In the records below, which lines include "subtitle"? Copy them.
**** Exercise materials
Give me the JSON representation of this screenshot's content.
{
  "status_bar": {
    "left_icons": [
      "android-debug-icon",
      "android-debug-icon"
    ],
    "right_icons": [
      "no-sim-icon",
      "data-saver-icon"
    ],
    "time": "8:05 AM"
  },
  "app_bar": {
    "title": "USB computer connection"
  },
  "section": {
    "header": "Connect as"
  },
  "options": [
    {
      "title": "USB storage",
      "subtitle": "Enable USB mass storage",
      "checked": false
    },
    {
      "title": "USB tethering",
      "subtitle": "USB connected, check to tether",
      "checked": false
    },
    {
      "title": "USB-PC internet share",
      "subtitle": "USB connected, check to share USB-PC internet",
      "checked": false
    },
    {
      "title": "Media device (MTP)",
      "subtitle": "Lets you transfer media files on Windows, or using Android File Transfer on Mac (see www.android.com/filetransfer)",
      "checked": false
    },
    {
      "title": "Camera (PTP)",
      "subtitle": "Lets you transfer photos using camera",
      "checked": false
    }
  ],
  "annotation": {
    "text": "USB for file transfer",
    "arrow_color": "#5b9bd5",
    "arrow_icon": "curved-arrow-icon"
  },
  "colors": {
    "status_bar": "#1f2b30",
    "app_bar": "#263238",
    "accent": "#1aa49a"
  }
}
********
_Solved problem_
      "subtitle": "Enable USB mass storage",
      "subtitle": "USB connected, check to tether",
      "subtitle": "USB connected, check to share USB-PC internet",
      "subtitle": "Lets you transfer media files on Windows, or using Android File Transfer on Mac (see www.android.com/filetransfer)",
      "subtitle": "Lets you transfer photos using camera",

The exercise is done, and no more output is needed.